As your keen eye for style has surely noticed, one-shouldered frocks and tops have been quite popular in recent years. Personally, I’ve always been a fan of shoulder exposure. It feels like a way to show some skin without wearing something cut down to there. But, evolutionarily, according to science, we shouldn’t like asymmetric looks at all.
Symmetry, rather, is more our thing. For example, we’re more attracted to symmetrical faces because, scientists tell us, a symmetry indicates stronger, healthier DNA. Studies have also shown that babies will gaze longer at pictures of symmetric faces than asymmetric ones. Researchers have done experiments in which they created a composite of several faces to create one that looks very symmetrical. A panel of judges found the composites more attractive than the individual photos they were created with.

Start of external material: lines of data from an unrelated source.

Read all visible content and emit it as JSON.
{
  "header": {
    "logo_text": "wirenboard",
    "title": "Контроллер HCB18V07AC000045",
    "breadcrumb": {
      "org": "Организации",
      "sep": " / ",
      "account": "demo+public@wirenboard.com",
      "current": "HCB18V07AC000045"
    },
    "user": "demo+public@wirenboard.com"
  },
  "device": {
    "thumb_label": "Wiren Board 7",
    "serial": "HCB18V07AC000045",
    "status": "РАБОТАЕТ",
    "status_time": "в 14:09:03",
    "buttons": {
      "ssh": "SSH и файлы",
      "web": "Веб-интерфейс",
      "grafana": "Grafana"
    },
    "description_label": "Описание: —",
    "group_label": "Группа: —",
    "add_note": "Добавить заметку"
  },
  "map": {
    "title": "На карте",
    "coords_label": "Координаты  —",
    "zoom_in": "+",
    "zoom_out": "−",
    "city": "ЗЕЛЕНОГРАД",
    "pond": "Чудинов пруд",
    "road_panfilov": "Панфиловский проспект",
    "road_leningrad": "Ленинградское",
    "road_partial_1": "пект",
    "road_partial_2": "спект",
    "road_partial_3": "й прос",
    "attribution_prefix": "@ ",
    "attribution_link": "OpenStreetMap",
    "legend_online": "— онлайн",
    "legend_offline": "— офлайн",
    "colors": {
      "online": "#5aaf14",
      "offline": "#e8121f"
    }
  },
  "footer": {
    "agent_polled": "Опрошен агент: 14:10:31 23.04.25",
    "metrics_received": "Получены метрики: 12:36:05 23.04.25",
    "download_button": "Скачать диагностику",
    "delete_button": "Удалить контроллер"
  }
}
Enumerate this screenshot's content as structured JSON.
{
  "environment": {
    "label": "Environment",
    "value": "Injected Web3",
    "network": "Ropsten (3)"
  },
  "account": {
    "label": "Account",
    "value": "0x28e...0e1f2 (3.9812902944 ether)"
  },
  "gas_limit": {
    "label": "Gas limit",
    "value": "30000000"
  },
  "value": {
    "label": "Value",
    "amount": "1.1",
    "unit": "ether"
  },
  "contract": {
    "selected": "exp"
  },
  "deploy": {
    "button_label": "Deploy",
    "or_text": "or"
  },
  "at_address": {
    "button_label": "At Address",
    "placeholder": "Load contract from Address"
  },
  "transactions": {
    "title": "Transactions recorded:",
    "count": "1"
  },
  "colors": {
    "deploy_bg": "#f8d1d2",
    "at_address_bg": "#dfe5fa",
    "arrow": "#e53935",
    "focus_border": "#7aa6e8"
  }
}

So that got me thinking: am I a freak of nature for loving asymmetrical styles (though others are presumably just as freaky, judging by the number of off-shoulder looks available)? And how is it that such tops and dresses also strike me as rather flattering? I certainly wouldn’t have been surprised if it were nothing more than self-delusion.
But I did want to get to the bottom of it, so I emailed Audrey Lustig, a perception specialist whose writing I was super excited to come across previously on topics including color, V-necks and vertical versus horizontal stripes. She told me about a recent paper that showed women care less about symmetry than men.
That could certainly be part of the explanation. Maybe we’re running around thinking we look fetching in our asymmetrical dresses and dudes aren’t feeling it at all. At the same time I do wonder if they really care or notice? I recently asked by husband what he thought the body-hugging one-shouldered Herve Leger number a friend was wearing the previous evening and he said: “If you put a gun to my head I couldn’t describe it.” (Though he may have feared it was a trap! Poor husbands, can’t win.)
Another explanation could be that an asymmetrical neckline (or elsewhere on the body), has a slimming effect. If you have broad shoulders and you wear, say, a boat-neck top, it will exaggerate width across your clavicle. But an asymmetrical cut takes the eye downward creating the perception of a norrower torso. I couldn’t find any scientific studies looking at this specifically, so if you happen to know of one I’d love to hear about it! I did, however, find plenty of sites that mentioned the phenomenon, and it makes a lot of sense, no?
It also seems to call into question the idea that the strapless, A-line dress is the most universally flattering, which is apparently quite controversial in certain circles. A strapless dress, after all, often cuts straight across the top of the chest. We’ll just have to explore that one next, won’t we?